- Records
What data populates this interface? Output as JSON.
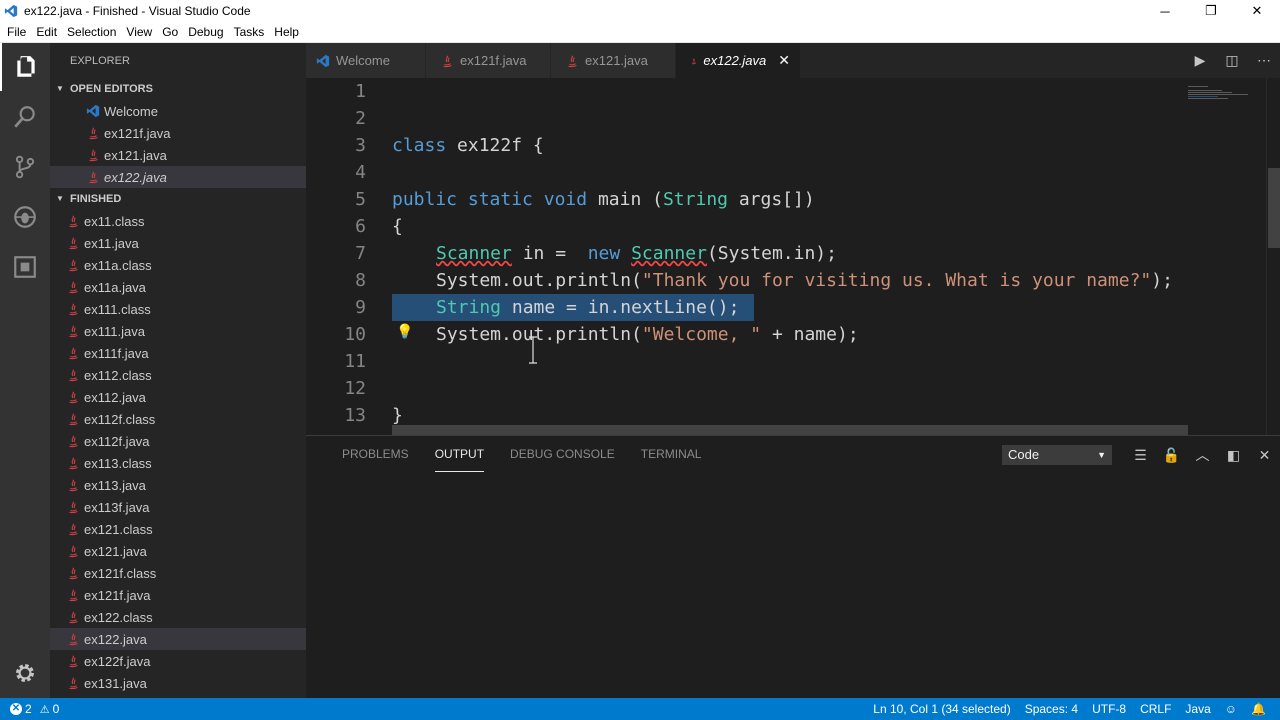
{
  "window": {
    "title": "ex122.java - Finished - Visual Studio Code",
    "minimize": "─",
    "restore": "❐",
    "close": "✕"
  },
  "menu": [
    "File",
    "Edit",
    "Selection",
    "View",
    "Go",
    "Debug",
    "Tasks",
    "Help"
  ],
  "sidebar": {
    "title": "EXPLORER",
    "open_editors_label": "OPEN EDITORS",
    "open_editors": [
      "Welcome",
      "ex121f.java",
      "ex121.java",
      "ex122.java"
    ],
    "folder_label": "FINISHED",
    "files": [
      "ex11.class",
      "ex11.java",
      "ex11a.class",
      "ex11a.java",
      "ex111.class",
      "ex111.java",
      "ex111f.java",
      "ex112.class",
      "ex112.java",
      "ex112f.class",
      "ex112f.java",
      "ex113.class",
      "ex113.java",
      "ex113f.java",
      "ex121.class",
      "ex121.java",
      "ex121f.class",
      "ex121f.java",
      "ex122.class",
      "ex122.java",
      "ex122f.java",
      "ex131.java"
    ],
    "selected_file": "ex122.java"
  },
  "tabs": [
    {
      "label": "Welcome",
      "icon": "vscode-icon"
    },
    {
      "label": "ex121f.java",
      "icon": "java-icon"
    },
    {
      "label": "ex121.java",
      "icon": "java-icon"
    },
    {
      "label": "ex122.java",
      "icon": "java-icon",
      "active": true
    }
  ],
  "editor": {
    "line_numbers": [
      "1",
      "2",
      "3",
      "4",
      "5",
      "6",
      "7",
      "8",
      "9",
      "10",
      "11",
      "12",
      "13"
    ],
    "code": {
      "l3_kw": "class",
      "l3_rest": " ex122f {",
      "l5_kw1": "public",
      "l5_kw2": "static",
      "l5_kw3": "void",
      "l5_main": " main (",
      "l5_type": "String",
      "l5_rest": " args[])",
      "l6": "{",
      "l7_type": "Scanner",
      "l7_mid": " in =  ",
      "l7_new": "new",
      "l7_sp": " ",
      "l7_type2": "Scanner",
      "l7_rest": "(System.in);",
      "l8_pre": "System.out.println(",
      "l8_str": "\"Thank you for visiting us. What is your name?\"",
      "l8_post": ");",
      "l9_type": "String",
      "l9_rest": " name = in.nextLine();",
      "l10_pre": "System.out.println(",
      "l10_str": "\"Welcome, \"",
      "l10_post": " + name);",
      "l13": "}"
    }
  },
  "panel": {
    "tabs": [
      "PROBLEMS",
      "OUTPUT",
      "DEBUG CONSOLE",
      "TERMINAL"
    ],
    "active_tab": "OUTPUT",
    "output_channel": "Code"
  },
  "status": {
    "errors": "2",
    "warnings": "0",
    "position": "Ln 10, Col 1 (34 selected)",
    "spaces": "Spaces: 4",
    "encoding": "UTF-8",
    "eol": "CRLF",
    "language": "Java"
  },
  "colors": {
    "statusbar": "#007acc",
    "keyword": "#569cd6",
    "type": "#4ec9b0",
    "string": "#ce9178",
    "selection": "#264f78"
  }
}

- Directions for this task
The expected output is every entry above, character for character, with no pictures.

- Exercise output
What data populates this interface? Output as JSON.
{
  "window": {
    "title": "ex122.java - Finished - Visual Studio Code",
    "minimize": "─",
    "restore": "❐",
    "close": "✕"
  },
  "menu": [
    "File",
    "Edit",
    "Selection",
    "View",
    "Go",
    "Debug",
    "Tasks",
    "Help"
  ],
  "sidebar": {
    "title": "EXPLORER",
    "open_editors_label": "OPEN EDITORS",
    "open_editors": [
      "Welcome",
      "ex121f.java",
      "ex121.java",
      "ex122.java"
    ],
    "folder_label": "FINISHED",
    "files": [
      "ex11.class",
      "ex11.java",
      "ex11a.class",
      "ex11a.java",
      "ex111.class",
      "ex111.java",
      "ex111f.java",
      "ex112.class",
      "ex112.java",
      "ex112f.class",
      "ex112f.java",
      "ex113.class",
      "ex113.java",
      "ex113f.java",
      "ex121.class",
      "ex121.java",
      "ex121f.class",
      "ex121f.java",
      "ex122.class",
      "ex122.java",
      "ex122f.java",
      "ex131.java"
    ],
    "selected_file": "ex122.java"
  },
  "tabs": [
    {
      "label": "Welcome",
      "icon": "vscode-icon"
    },
    {
      "label": "ex121f.java",
      "icon": "java-icon"
    },
    {
      "label": "ex121.java",
      "icon": "java-icon"
    },
    {
      "label": "ex122.java",
      "icon": "java-icon",
      "active": true
    }
  ],
  "editor": {
    "line_numbers": [
      "1",
      "2",
      "3",
      "4",
      "5",
      "6",
      "7",
      "8",
      "9",
      "10",
      "11",
      "12",
      "13"
    ],
    "code": {
      "l3_kw": "class",
      "l3_rest": " ex122f {",
      "l5_kw1": "public",
      "l5_kw2": "static",
      "l5_kw3": "void",
      "l5_main": " main (",
      "l5_type": "String",
      "l5_rest": " args[])",
      "l6": "{",
      "l7_type": "Scanner",
      "l7_mid": " in =  ",
      "l7_new": "new",
      "l7_sp": " ",
      "l7_type2": "Scanner",
      "l7_rest": "(System.in);",
      "l8_pre": "System.out.println(",
      "l8_str": "\"Thank you for visiting us. What is your name?\"",
      "l8_post": ");",
      "l9_type": "String",
      "l9_rest": " name = in.nextLine();",
      "l10_pre": "System.out.println(",
      "l10_str": "\"Welcome, \"",
      "l10_post": " + name);",
      "l13": "}"
    }
  },
  "panel": {
    "tabs": [
      "PROBLEMS",
      "OUTPUT",
      "DEBUG CONSOLE",
      "TERMINAL"
    ],
    "active_tab": "OUTPUT",
    "output_channel": "Code"
  },
  "status": {
    "errors": "2",
    "warnings": "0",
    "position": "Ln 10, Col 1 (34 selected)",
    "spaces": "Spaces: 4",
    "encoding": "UTF-8",
    "eol": "CRLF",
    "language": "Java"
  },
  "colors": {
    "statusbar": "#007acc",
    "keyword": "#569cd6",
    "type": "#4ec9b0",
    "string": "#ce9178",
    "selection": "#264f78"
  }
}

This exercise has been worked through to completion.